Posted: 8 May, 2009
Originally scheduled for launch in 2004, the Hubble Space Telescope’s final repair mission, STS-125, is finally go for launch on Monday 11 May at 2.01pm, EDT.
The mission has been beset by delays over the last five years, including the Columbia space shuttle accident and mechanical glitches. “There have been no hiccups this time around and everything is going very smoothly,” says James Green of the University of Colorado at Boulder. “We are right on schedule and the team is optimistic about the launch.”
With vital upgrades and new instruments due to be installed on Hubble next week, astronomers will better understand the physical conditions and evolution of the Universe.
Green is the principal investigator for the $70 million Cosmic Origin Spectrograph (COS) that will be installed during the 11 day mission along with the new Wide Field Camera 3. Hoping to extend Hubble’s life well into the next decade, the astronauts will also install six new stabilising gyroscopes and battery packs, and a new data computer as well as repairing and upgrading various other components of the space telescope, including the Advanced Camera for Surveys and the Space Telescope Imaging Spectrograph.
“This instrument [COS] is ten times more sensitive than any previous Hubble ultraviolet instruments, so we are looking forward to studying intergalactic space at this distant epoch in detail,” says co-investigator Michael Shull. COS will help scientists better understand the physical conditions and evolution of the early Universe by tracking light from distant quasars, including one that formed five billion years ago, as it shines through the cosmic web of long, narrow filaments of galaxies and intergalactic gas separated by enormous voids. Light absorbed by material in the web will reveal fingerprints of matter, such as hydrogen, helium and heavier elements, allowing scientists to build up a picture of how the gases are distributed and how matter has changed over time as the Universe has aged.

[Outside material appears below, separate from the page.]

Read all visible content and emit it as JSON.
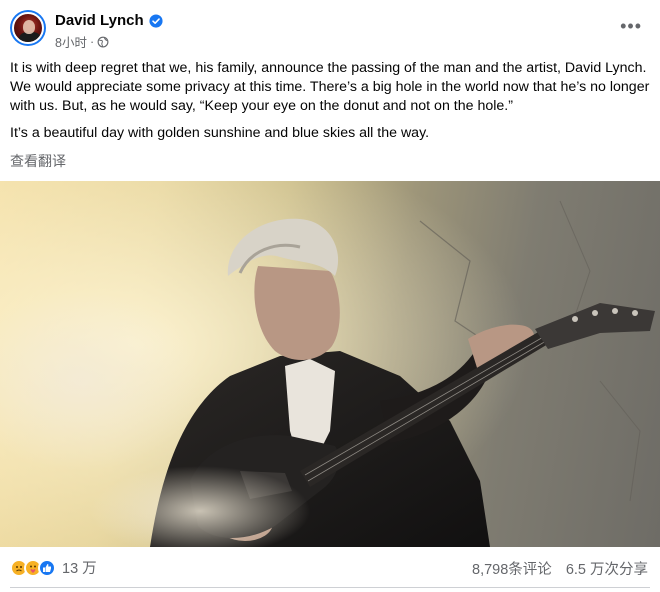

STS-125 mission specialists Andrew Feustel (bottom), John Grunsfeld (centre left), Mike Massimino and Michael Good (centre, right) work with a Hubble Space Telescope mock-up during a spacewalk training session in the Neutral Buoyancy Laboratory near NASA's Johnson Space Center. Image: NASA

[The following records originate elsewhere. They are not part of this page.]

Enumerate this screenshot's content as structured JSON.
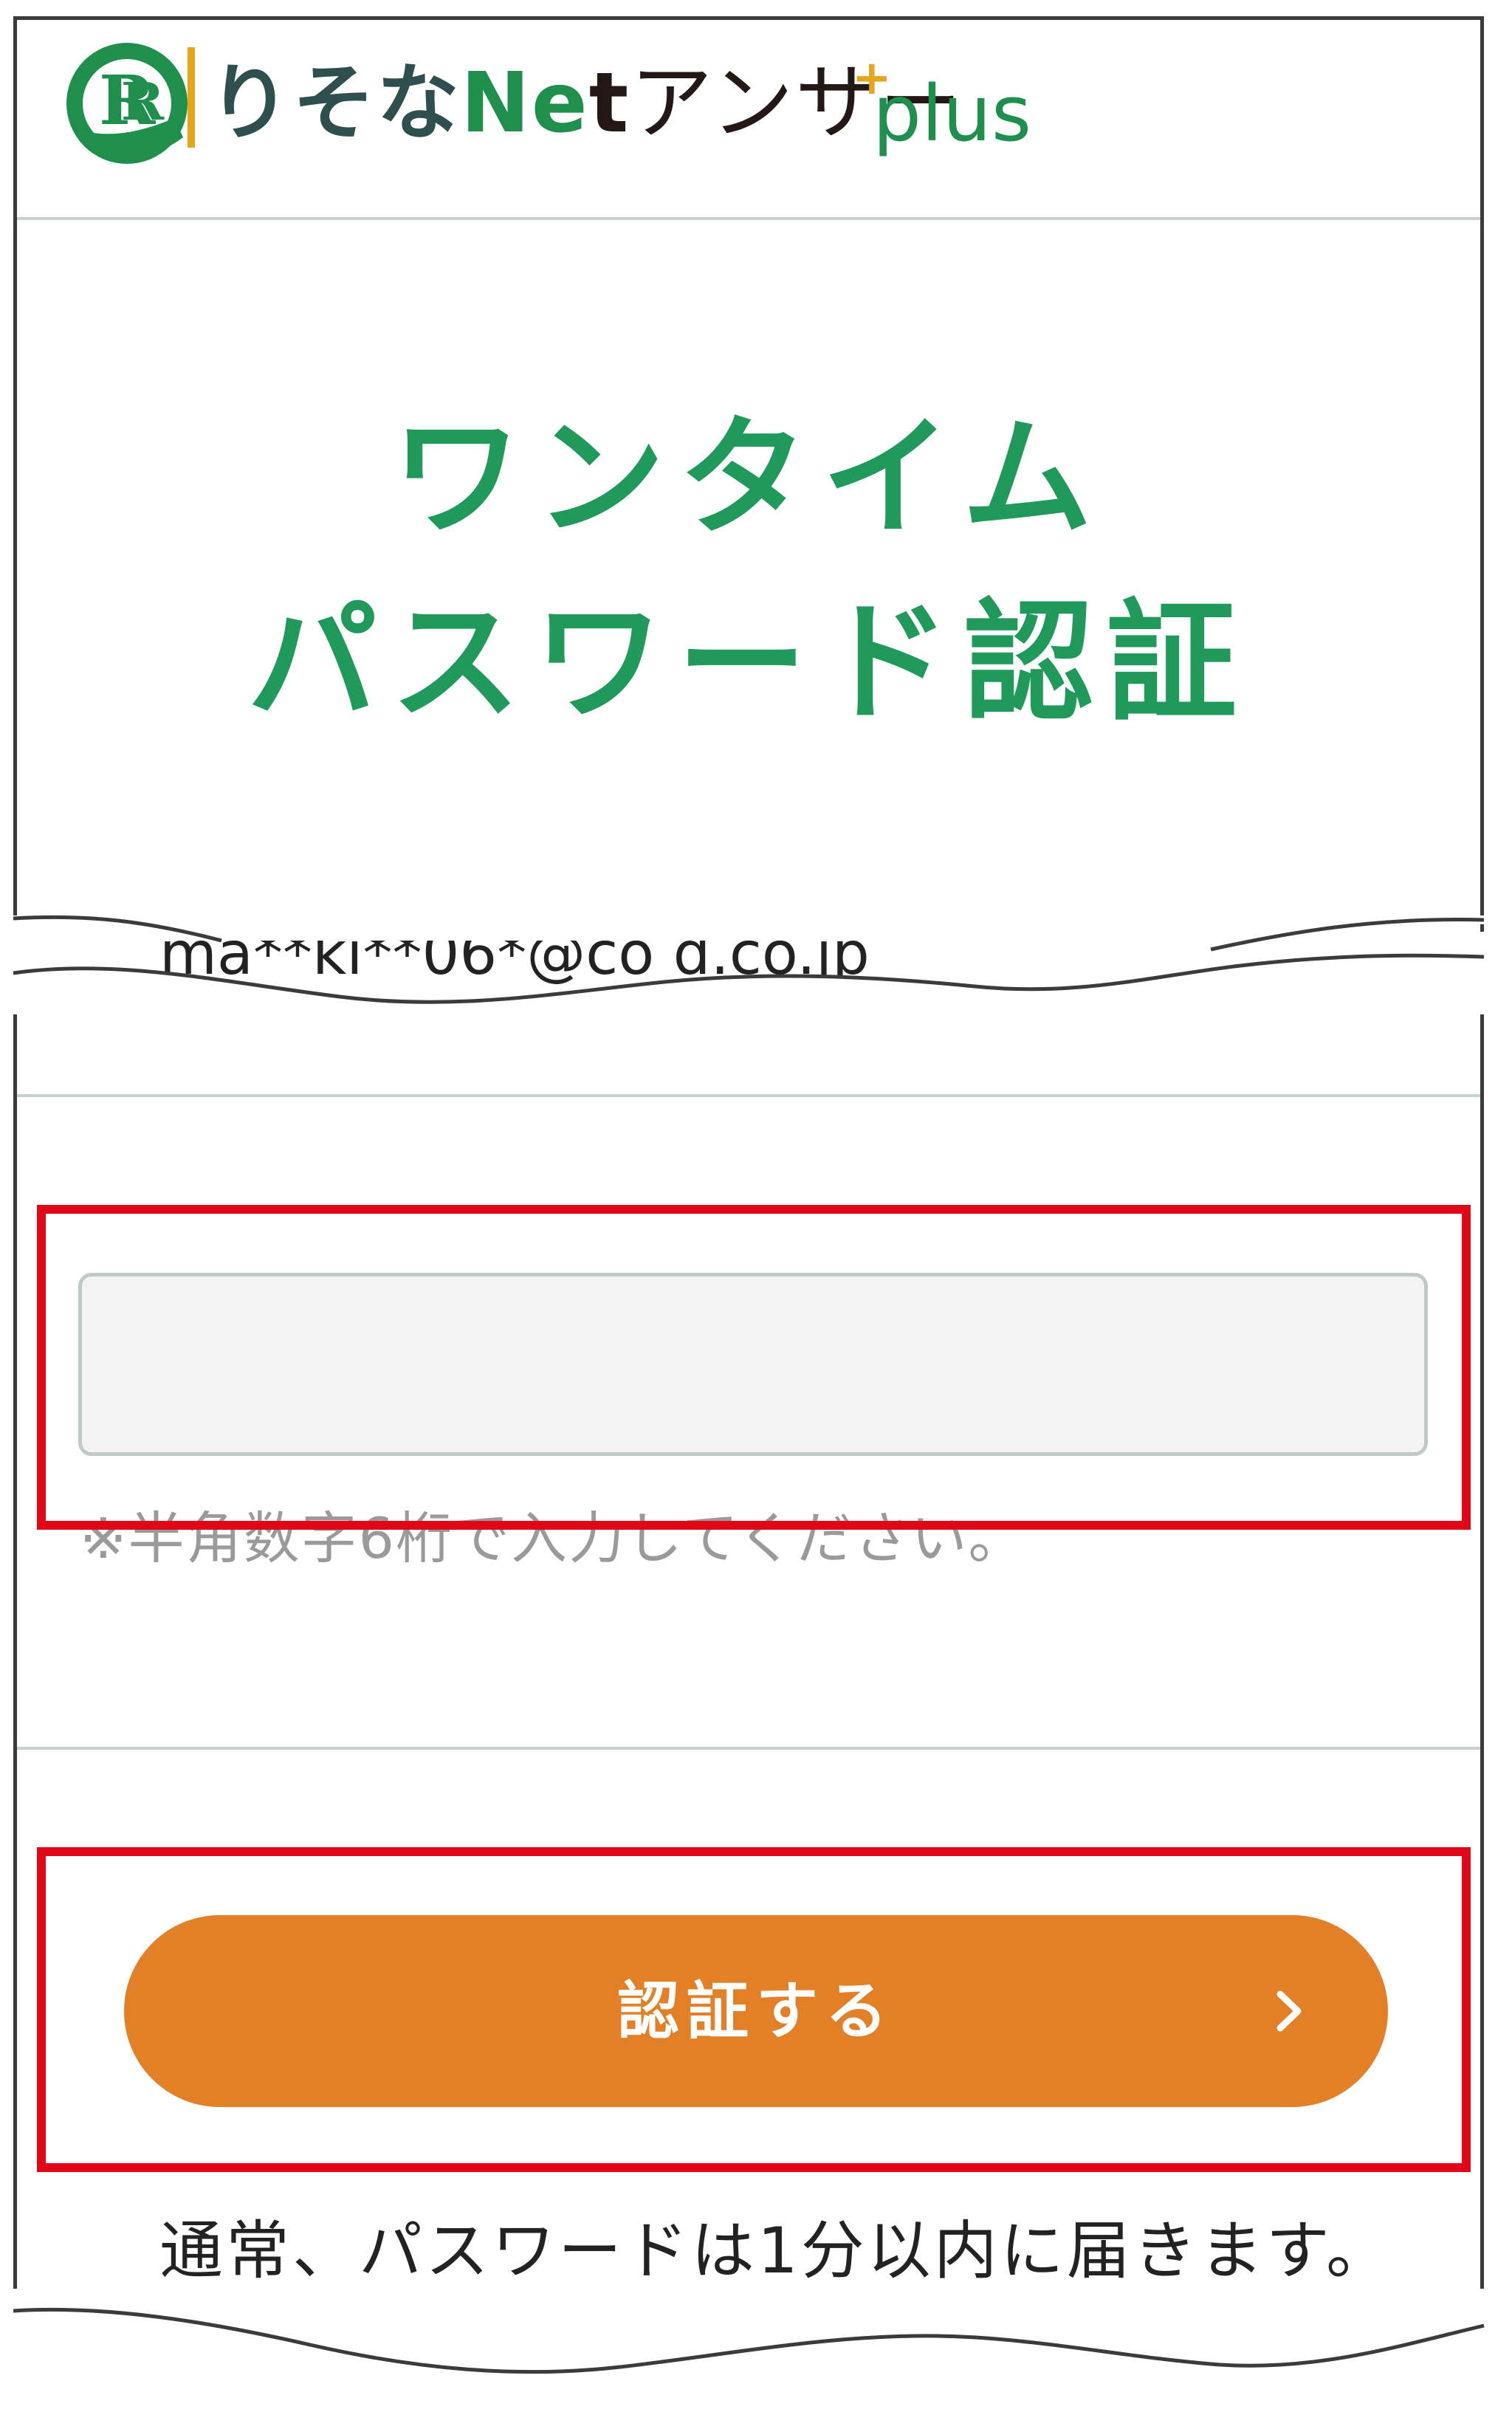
{
  "header": {
    "brand_risona": "りそな",
    "brand_net_n": "Ne",
    "brand_net_t": "t",
    "brand_answer": "アンサー",
    "brand_plus_mark": "+",
    "brand_plus": "plus",
    "logo_icon": "risona-logo-icon"
  },
  "page": {
    "title_line1": "ワンタイム",
    "title_line2": "パスワード認証"
  },
  "email_display": "ma**ki**06*@co                          d.co.jp",
  "otp": {
    "value": "",
    "placeholder": "",
    "hint": "※半角数字6桁で入力してください。"
  },
  "submit": {
    "label": "認証する",
    "icon": "chevron-right-icon"
  },
  "note": "通常、パスワードは1分以内に届きます。",
  "colors": {
    "brand_green": "#1f9a5a",
    "button_orange": "#e27f27",
    "highlight_red": "#e10718",
    "accent_yellow": "#e7a51c"
  }
}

“Pointing our instrument at hundreds of targets over time will allow us to take a CAT scan of the Universe,” says Shull. As well as quasars, COS will be able to detect young hot stars swathed in the thick dust clouds they formed in, and the gas surrounding the outer planets of the Solar System to glean new clues about planetary evolution. The COS science team have been allotted 552 orbits of observation time on Hubble, the data from which will keep professors, postdoctoral researchers, graduate students and undergraduates busy for years.
The mission will launch from the Kennedy Space Center in Florida aboard NASA’s space shuttle Atlantis. Veteran astronaut Scott Altman will command the mission and retired Navy Capt. Gregory C. Johnson will serve as pilot. Mission specialists are veteran spacewalkers John Grunsfeld and Mike Massimino, and first-time space fliers Andrew Feustel, Michael Good and Megan McArthur. The astronauts will perform five spacewalks over the 11 day mission.